After returning to writing after a long break, my family moved forward with a foster-to-adopt situation. I felt very little dismay as, once again, I set aside my writing to take care of my family. As I write this today, I can see where the items from the spare bedroom sit in the front room. Tomorrow, I'll keep working in the spare bedroom and write, alternately.

When our new family members arrive, summer will arrive, as well. This means even less time or perhaps actually packing up and leaving the house. I mean, as it stands, my teenage son cannot leave me alone for more than 15 minutes (no exaggeration) when I write, how do I expect two little girls to leave me alone?
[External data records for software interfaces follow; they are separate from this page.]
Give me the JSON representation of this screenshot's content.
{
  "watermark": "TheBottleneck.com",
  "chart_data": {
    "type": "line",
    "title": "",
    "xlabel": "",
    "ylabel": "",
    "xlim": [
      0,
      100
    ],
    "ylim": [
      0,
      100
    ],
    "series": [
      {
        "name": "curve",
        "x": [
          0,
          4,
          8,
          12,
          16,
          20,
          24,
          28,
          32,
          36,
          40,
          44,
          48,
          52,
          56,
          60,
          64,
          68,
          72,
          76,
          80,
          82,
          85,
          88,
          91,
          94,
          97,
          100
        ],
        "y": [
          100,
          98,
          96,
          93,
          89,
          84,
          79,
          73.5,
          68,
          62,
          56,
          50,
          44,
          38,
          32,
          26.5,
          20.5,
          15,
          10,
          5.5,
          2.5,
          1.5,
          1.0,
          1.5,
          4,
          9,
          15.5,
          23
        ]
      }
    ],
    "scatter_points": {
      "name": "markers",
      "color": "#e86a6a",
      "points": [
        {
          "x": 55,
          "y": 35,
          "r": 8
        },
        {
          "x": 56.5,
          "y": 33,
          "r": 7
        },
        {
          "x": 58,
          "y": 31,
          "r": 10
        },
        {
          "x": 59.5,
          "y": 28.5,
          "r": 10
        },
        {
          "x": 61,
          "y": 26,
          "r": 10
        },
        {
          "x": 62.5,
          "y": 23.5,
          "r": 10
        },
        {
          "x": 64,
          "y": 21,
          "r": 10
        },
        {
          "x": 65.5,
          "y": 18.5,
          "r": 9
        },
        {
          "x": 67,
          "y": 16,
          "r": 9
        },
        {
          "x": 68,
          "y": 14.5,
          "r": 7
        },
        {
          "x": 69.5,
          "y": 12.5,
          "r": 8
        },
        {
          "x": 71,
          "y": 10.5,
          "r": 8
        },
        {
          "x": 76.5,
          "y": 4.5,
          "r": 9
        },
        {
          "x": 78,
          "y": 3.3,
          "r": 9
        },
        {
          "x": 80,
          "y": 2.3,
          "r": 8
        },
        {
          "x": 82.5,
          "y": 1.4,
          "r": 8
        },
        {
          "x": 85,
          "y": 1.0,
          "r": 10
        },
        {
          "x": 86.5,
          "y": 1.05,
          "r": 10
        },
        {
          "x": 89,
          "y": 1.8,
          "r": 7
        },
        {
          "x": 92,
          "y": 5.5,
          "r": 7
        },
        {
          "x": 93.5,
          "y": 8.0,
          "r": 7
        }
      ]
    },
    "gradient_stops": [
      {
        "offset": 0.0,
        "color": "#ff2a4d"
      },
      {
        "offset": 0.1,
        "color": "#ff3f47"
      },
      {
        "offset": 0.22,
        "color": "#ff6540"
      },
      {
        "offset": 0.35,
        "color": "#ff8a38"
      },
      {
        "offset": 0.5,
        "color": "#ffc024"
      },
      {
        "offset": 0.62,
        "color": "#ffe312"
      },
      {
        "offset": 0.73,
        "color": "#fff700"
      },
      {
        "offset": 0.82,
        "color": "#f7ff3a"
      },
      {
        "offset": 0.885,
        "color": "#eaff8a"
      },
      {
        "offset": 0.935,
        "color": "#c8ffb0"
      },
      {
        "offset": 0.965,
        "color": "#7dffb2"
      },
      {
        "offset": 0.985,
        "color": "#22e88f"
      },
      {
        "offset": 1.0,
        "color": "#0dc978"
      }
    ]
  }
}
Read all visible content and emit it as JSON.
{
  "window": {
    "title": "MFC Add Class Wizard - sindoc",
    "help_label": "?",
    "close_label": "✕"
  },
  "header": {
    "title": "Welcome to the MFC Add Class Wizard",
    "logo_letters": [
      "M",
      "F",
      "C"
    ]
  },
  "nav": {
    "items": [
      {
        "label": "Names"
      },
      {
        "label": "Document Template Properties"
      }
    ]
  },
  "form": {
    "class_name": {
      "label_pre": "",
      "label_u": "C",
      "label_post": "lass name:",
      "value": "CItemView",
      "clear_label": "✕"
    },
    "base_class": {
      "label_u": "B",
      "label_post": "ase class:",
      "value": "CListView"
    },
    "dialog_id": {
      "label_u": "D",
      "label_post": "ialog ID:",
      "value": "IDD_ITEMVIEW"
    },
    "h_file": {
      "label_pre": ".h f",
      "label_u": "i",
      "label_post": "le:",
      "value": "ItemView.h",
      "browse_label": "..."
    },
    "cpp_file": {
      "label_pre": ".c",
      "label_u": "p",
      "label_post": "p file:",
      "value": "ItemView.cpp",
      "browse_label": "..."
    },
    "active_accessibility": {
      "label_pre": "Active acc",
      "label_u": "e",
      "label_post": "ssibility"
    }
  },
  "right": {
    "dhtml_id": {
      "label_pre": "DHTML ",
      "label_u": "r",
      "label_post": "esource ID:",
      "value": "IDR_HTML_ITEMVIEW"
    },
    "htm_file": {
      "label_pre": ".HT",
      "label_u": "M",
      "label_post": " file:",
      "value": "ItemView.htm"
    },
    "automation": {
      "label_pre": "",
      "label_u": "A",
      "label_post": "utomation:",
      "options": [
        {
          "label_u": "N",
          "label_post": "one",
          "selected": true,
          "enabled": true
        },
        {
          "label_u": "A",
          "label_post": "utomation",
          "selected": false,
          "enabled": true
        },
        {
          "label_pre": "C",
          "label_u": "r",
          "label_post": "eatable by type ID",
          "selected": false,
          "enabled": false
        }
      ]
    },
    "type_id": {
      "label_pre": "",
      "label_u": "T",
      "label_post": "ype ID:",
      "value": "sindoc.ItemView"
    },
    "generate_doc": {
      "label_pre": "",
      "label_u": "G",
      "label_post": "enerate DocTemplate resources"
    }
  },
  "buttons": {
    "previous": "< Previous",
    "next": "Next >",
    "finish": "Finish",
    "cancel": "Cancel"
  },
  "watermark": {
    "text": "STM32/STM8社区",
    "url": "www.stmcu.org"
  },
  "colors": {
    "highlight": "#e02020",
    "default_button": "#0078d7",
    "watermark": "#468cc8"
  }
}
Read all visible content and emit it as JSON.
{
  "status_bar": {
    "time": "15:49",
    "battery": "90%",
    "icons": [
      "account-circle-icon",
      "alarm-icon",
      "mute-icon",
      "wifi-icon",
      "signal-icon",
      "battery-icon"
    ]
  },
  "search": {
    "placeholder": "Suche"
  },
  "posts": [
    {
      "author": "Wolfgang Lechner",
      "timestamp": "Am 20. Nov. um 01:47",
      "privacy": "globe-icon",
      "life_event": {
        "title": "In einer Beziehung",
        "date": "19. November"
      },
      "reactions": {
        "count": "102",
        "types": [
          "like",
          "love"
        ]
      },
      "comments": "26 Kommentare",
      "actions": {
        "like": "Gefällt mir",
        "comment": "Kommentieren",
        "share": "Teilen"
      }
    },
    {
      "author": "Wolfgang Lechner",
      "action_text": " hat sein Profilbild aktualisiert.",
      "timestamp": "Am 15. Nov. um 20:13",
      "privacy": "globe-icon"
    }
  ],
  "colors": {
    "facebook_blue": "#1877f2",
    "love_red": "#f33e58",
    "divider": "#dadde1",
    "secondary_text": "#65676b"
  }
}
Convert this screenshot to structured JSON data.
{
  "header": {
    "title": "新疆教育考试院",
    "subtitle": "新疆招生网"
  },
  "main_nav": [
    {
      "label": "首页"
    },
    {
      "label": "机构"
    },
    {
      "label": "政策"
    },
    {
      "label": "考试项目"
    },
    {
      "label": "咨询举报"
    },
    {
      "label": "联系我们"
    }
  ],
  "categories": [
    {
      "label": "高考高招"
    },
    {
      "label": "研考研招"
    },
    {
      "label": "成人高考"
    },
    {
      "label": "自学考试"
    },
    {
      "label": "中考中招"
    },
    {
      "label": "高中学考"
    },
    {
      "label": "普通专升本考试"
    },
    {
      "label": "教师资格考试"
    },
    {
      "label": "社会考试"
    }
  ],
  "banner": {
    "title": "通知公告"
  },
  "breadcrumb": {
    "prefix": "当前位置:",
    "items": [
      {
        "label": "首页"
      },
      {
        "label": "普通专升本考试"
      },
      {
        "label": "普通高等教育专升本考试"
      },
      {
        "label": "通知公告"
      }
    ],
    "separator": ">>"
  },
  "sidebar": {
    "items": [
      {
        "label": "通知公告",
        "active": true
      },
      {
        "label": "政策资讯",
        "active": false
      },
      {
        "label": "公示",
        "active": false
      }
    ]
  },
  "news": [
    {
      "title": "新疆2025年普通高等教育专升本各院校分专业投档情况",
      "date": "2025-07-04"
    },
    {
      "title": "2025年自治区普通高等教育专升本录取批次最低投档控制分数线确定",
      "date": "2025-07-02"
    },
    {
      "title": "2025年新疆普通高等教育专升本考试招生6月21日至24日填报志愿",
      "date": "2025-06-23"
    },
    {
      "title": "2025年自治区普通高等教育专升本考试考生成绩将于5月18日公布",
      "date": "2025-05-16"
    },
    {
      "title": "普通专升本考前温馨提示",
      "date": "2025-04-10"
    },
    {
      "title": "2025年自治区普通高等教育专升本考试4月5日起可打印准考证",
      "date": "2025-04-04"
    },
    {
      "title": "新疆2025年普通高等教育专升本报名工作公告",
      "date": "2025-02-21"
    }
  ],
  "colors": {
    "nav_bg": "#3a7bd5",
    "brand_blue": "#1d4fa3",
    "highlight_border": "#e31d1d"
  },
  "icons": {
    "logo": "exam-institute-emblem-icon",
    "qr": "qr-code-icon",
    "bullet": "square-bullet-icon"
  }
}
However, as my children age, I don't want to miss important events, cues of problems brewing, shopping trips, special times of treats, etc.

Yes, I dream of publishing, of representation, of seeing my  work in a bookstore or on the page of bloggers. However, long after I'm dead, my writing will fade away whereas my descendants remain. So where should my priorities lay, really?

As long as publisher or editor aren't waiting on me, I put my family first.

Thank you for listening.

Thursday, April 16, 2015

Authors: Can We Talk?

Someone, somewhere told you of the importance of an online social media presence. Like a dutiful and conscientious writer, you immediately set up your Facebook account, your Twitter account, your Blog, maybe a Vlog, maybe an Instagram, maybe a couple of other accounts. Now, you thought, all you have to do is sit back and wait for the sales numbers to rise.

They won't. Sorry. They won't.

Let's examine the phrase "social media". Media, means collectively, the means of electronic communication. (Remember that word "communication"). Social, in a nutshell, centers on communication...the word relates to interaction with one another. (Remember: "interaction").

So, let's interactively communicate. 

When that advisor, or friend, or webinar on book promotion told you to go forth and Tweet, Facebook, post blogs, etc., they meant for you to interact with those communities. Interact: behave with reciprocation.

Some of you "fail" to understand social media or interactive communication. You simply post links to your book or to your book's positive reviews over, and over, and over again. You do not interact. You do not communicate you do not reciprocate in communicating with the Twitter, Facebook, etc. communities. 

I've purchased many books as a result from Twitter because authors interacted with me. I own all of Tasha Alexander's books because she and I communicated with one another. I started reading James Rollins for the same reason - even though I never would normally read his writings (and I love him). Cyndi Tefft convinced me to try her books because I find her interesting. I admire Courtney Milan on Twitter and applaud her fight for the rights of writers, so I own a vast majority of her books. 

If all you do is tweet links about your books, how will I know you're interesting? How will I invest in you?

So. From this point forward, please, I implore you: practice interactive communication.

Thank you for listening.